*WORK TO COMPLETE*
Please return the records below exactly as they stand.
(Beginning of RECORDS SHOWN)
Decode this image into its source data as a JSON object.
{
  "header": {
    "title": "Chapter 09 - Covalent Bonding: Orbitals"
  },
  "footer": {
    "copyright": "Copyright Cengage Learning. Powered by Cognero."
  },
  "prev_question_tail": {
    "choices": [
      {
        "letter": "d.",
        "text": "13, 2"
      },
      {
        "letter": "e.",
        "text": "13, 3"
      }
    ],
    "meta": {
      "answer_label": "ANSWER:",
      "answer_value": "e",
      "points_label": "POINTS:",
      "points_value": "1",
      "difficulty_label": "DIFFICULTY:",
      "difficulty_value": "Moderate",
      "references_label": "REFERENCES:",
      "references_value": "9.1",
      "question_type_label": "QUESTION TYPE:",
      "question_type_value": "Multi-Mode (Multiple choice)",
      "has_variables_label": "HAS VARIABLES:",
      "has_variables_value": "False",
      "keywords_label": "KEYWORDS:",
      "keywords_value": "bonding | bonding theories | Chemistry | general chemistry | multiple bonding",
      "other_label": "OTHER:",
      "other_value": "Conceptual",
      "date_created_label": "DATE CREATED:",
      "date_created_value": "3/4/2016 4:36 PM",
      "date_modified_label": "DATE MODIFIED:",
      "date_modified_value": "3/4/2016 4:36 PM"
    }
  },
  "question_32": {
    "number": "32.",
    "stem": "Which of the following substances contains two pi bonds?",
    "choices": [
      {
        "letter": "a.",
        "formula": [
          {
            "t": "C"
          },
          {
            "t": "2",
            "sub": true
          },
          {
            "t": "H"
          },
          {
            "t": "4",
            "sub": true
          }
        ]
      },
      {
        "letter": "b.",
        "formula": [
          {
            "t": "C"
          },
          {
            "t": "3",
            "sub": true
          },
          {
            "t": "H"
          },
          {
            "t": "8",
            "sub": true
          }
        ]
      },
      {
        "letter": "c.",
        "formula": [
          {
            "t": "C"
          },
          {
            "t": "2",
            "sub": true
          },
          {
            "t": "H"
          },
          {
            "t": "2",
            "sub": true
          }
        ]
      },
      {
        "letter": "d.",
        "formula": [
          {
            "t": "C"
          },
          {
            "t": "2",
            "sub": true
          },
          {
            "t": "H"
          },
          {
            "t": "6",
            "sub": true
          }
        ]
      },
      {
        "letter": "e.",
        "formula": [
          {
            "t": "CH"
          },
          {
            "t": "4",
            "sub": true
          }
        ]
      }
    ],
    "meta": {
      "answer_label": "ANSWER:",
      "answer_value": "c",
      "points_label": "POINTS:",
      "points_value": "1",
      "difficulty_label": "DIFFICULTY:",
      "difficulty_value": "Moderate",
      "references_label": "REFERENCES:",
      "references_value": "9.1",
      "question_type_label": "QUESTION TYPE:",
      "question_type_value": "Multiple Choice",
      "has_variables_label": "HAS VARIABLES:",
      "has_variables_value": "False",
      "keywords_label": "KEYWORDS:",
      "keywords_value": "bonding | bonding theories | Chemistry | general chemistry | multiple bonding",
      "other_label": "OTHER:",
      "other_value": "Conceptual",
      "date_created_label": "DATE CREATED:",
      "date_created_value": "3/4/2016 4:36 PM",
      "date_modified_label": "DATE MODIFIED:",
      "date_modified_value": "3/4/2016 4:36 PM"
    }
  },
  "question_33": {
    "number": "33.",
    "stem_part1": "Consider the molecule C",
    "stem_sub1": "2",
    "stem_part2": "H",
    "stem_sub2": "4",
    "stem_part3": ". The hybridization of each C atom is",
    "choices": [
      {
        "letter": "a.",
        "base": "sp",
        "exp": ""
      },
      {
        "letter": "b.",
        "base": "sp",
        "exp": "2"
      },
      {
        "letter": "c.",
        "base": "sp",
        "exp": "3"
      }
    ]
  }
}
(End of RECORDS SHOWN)
*WRITTEN SOLUTION*
Decode this image into its source data as a JSON object.
{
  "header": {
    "title": "Chapter 09 - Covalent Bonding: Orbitals"
  },
  "footer": {
    "copyright": "Copyright Cengage Learning. Powered by Cognero."
  },
  "prev_question_tail": {
    "choices": [
      {
        "letter": "d.",
        "text": "13, 2"
      },
      {
        "letter": "e.",
        "text": "13, 3"
      }
    ],
    "meta": {
      "answer_label": "ANSWER:",
      "answer_value": "e",
      "points_label": "POINTS:",
      "points_value": "1",
      "difficulty_label": "DIFFICULTY:",
      "difficulty_value": "Moderate",
      "references_label": "REFERENCES:",
      "references_value": "9.1",
      "question_type_label": "QUESTION TYPE:",
      "question_type_value": "Multi-Mode (Multiple choice)",
      "has_variables_label": "HAS VARIABLES:",
      "has_variables_value": "False",
      "keywords_label": "KEYWORDS:",
      "keywords_value": "bonding | bonding theories | Chemistry | general chemistry | multiple bonding",
      "other_label": "OTHER:",
      "other_value": "Conceptual",
      "date_created_label": "DATE CREATED:",
      "date_created_value": "3/4/2016 4:36 PM",
      "date_modified_label": "DATE MODIFIED:",
      "date_modified_value": "3/4/2016 4:36 PM"
    }
  },
  "question_32": {
    "number": "32.",
    "stem": "Which of the following substances contains two pi bonds?",
    "choices": [
      {
        "letter": "a.",
        "formula": [
          {
            "t": "C"
          },
          {
            "t": "2",
            "sub": true
          },
          {
            "t": "H"
          },
          {
            "t": "4",
            "sub": true
          }
        ]
      },
      {
        "letter": "b.",
        "formula": [
          {
            "t": "C"
          },
          {
            "t": "3",
            "sub": true
          },
          {
            "t": "H"
          },
          {
            "t": "8",
            "sub": true
          }
        ]
      },
      {
        "letter": "c.",
        "formula": [
          {
            "t": "C"
          },
          {
            "t": "2",
            "sub": true
          },
          {
            "t": "H"
          },
          {
            "t": "2",
            "sub": true
          }
        ]
      },
      {
        "letter": "d.",
        "formula": [
          {
            "t": "C"
          },
          {
            "t": "2",
            "sub": true
          },
          {
            "t": "H"
          },
          {
            "t": "6",
            "sub": true
          }
        ]
      },
      {
        "letter": "e.",
        "formula": [
          {
            "t": "CH"
          },
          {
            "t": "4",
            "sub": true
          }
        ]
      }
    ],
    "meta": {
      "answer_label": "ANSWER:",
      "answer_value": "c",
      "points_label": "POINTS:",
      "points_value": "1",
      "difficulty_label": "DIFFICULTY:",
      "difficulty_value": "Moderate",
      "references_label": "REFERENCES:",
      "references_value": "9.1",
      "question_type_label": "QUESTION TYPE:",
      "question_type_value": "Multiple Choice",
      "has_variables_label": "HAS VARIABLES:",
      "has_variables_value": "False",
      "keywords_label": "KEYWORDS:",
      "keywords_value": "bonding | bonding theories | Chemistry | general chemistry | multiple bonding",
      "other_label": "OTHER:",
      "other_value": "Conceptual",
      "date_created_label": "DATE CREATED:",
      "date_created_value": "3/4/2016 4:36 PM",
      "date_modified_label": "DATE MODIFIED:",
      "date_modified_value": "3/4/2016 4:36 PM"
    }
  },
  "question_33": {
    "number": "33.",
    "stem_part1": "Consider the molecule C",
    "stem_sub1": "2",
    "stem_part2": "H",
    "stem_sub2": "4",
    "stem_part3": ". The hybridization of each C atom is",
    "choices": [
      {
        "letter": "a.",
        "base": "sp",
        "exp": ""
      },
      {
        "letter": "b.",
        "base": "sp",
        "exp": "2"
      },
      {
        "letter": "c.",
        "base": "sp",
        "exp": "3"
      }
    ]
  }
}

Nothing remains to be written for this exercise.